• [RECORDS FOR THE EXERCISE]
--
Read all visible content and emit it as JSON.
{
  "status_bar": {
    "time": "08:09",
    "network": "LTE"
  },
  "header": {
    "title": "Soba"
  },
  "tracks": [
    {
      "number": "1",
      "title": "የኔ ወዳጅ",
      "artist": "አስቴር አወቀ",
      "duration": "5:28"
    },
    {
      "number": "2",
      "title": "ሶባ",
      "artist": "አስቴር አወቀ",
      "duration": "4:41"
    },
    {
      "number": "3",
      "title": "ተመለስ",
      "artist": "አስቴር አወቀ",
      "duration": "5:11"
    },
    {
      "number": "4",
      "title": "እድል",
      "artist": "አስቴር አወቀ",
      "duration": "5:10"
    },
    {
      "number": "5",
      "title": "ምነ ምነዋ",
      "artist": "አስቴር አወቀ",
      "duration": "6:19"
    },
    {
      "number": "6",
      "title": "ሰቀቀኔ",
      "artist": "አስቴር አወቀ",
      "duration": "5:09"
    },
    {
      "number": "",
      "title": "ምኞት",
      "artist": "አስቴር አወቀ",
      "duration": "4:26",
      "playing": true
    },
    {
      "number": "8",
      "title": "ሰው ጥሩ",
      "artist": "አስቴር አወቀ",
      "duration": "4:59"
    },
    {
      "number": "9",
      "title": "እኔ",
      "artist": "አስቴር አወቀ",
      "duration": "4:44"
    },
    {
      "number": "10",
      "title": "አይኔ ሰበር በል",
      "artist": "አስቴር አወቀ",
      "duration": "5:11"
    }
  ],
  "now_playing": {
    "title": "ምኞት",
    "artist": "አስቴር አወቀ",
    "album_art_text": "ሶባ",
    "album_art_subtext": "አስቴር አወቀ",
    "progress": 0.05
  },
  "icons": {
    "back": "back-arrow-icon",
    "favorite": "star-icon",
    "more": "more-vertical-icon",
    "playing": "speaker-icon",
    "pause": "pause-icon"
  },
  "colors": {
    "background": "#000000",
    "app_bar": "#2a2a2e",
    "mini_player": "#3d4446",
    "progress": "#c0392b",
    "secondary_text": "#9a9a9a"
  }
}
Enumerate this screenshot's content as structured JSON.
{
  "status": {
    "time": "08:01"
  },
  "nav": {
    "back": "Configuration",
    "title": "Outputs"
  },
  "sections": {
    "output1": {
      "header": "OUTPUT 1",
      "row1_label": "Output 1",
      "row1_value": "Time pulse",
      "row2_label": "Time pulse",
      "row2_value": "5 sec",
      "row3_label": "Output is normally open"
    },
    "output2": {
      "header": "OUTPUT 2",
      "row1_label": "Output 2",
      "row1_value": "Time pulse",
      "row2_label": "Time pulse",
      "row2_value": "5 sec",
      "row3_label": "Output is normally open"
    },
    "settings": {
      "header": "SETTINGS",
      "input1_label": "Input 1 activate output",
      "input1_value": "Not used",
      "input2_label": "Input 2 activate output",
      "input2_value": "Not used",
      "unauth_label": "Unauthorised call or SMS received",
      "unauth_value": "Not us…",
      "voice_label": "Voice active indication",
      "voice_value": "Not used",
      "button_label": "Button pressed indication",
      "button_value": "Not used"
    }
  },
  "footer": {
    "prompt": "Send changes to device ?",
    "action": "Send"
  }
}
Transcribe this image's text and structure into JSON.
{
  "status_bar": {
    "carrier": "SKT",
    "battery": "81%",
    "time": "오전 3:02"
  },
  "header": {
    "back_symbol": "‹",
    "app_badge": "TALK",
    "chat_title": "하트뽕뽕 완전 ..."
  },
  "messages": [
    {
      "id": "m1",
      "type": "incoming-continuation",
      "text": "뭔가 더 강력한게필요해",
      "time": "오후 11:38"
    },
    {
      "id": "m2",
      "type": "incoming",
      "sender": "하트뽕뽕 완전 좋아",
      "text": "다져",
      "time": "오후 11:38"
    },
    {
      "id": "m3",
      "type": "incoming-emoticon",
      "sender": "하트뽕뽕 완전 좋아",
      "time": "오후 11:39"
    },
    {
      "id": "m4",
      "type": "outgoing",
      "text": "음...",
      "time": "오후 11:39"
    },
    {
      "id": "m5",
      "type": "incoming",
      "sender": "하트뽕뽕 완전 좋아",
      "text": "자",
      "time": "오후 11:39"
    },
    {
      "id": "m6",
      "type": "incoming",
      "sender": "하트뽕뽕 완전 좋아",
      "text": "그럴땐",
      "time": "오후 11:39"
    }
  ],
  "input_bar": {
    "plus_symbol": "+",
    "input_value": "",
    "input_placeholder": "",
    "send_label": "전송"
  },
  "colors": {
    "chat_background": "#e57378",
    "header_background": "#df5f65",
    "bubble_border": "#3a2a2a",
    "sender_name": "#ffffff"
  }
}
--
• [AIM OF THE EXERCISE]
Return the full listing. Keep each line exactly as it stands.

• [FINISHED EXERCISE]
Read all visible content and emit it as JSON.
{
  "status_bar": {
    "time": "08:09",
    "network": "LTE"
  },
  "header": {
    "title": "Soba"
  },
  "tracks": [
    {
      "number": "1",
      "title": "የኔ ወዳጅ",
      "artist": "አስቴር አወቀ",
      "duration": "5:28"
    },
    {
      "number": "2",
      "title": "ሶባ",
      "artist": "አስቴር አወቀ",
      "duration": "4:41"
    },
    {
      "number": "3",
      "title": "ተመለስ",
      "artist": "አስቴር አወቀ",
      "duration": "5:11"
    },
    {
      "number": "4",
      "title": "እድል",
      "artist": "አስቴር አወቀ",
      "duration": "5:10"
    },
    {
      "number": "5",
      "title": "ምነ ምነዋ",
      "artist": "አስቴር አወቀ",
      "duration": "6:19"
    },
    {
      "number": "6",
      "title": "ሰቀቀኔ",
      "artist": "አስቴር አወቀ",
      "duration": "5:09"
    },
    {
      "number": "",
      "title": "ምኞት",
      "artist": "አስቴር አወቀ",
      "duration": "4:26",
      "playing": true
    },
    {
      "number": "8",
      "title": "ሰው ጥሩ",
      "artist": "አስቴር አወቀ",
      "duration": "4:59"
    },
    {
      "number": "9",
      "title": "እኔ",
      "artist": "አስቴር አወቀ",
      "duration": "4:44"
    },
    {
      "number": "10",
      "title": "አይኔ ሰበር በል",
      "artist": "አስቴር አወቀ",
      "duration": "5:11"
    }
  ],
  "now_playing": {
    "title": "ምኞት",
    "artist": "አስቴር አወቀ",
    "album_art_text": "ሶባ",
    "album_art_subtext": "አስቴር አወቀ",
    "progress": 0.05
  },
  "icons": {
    "back": "back-arrow-icon",
    "favorite": "star-icon",
    "more": "more-vertical-icon",
    "playing": "speaker-icon",
    "pause": "pause-icon"
  },
  "colors": {
    "background": "#000000",
    "app_bar": "#2a2a2e",
    "mini_player": "#3d4446",
    "progress": "#c0392b",
    "secondary_text": "#9a9a9a"
  }
}
Enumerate this screenshot's content as structured JSON.
{
  "status": {
    "time": "08:01"
  },
  "nav": {
    "back": "Configuration",
    "title": "Outputs"
  },
  "sections": {
    "output1": {
      "header": "OUTPUT 1",
      "row1_label": "Output 1",
      "row1_value": "Time pulse",
      "row2_label": "Time pulse",
      "row2_value": "5 sec",
      "row3_label": "Output is normally open"
    },
    "output2": {
      "header": "OUTPUT 2",
      "row1_label": "Output 2",
      "row1_value": "Time pulse",
      "row2_label": "Time pulse",
      "row2_value": "5 sec",
      "row3_label": "Output is normally open"
    },
    "settings": {
      "header": "SETTINGS",
      "input1_label": "Input 1 activate output",
      "input1_value": "Not used",
      "input2_label": "Input 2 activate output",
      "input2_value": "Not used",
      "unauth_label": "Unauthorised call or SMS received",
      "unauth_value": "Not us…",
      "voice_label": "Voice active indication",
      "voice_value": "Not used",
      "button_label": "Button pressed indication",
      "button_value": "Not used"
    }
  },
  "footer": {
    "prompt": "Send changes to device ?",
    "action": "Send"
  }
}
Transcribe this image's text and structure into JSON.
{
  "status_bar": {
    "carrier": "SKT",
    "battery": "81%",
    "time": "오전 3:02"
  },
  "header": {
    "back_symbol": "‹",
    "app_badge": "TALK",
    "chat_title": "하트뽕뽕 완전 ..."
  },
  "messages": [
    {
      "id": "m1",
      "type": "incoming-continuation",
      "text": "뭔가 더 강력한게필요해",
      "time": "오후 11:38"
    },
    {
      "id": "m2",
      "type": "incoming",
      "sender": "하트뽕뽕 완전 좋아",
      "text": "다져",
      "time": "오후 11:38"
    },
    {
      "id": "m3",
      "type": "incoming-emoticon",
      "sender": "하트뽕뽕 완전 좋아",
      "time": "오후 11:39"
    },
    {
      "id": "m4",
      "type": "outgoing",
      "text": "음...",
      "time": "오후 11:39"
    },
    {
      "id": "m5",
      "type": "incoming",
      "sender": "하트뽕뽕 완전 좋아",
      "text": "자",
      "time": "오후 11:39"
    },
    {
      "id": "m6",
      "type": "incoming",
      "sender": "하트뽕뽕 완전 좋아",
      "text": "그럴땐",
      "time": "오후 11:39"
    }
  ],
  "input_bar": {
    "plus_symbol": "+",
    "input_value": "",
    "input_placeholder": "",
    "send_label": "전송"
  },
  "colors": {
    "chat_background": "#e57378",
    "header_background": "#df5f65",
    "bubble_border": "#3a2a2a",
    "sender_name": "#ffffff"
  }
}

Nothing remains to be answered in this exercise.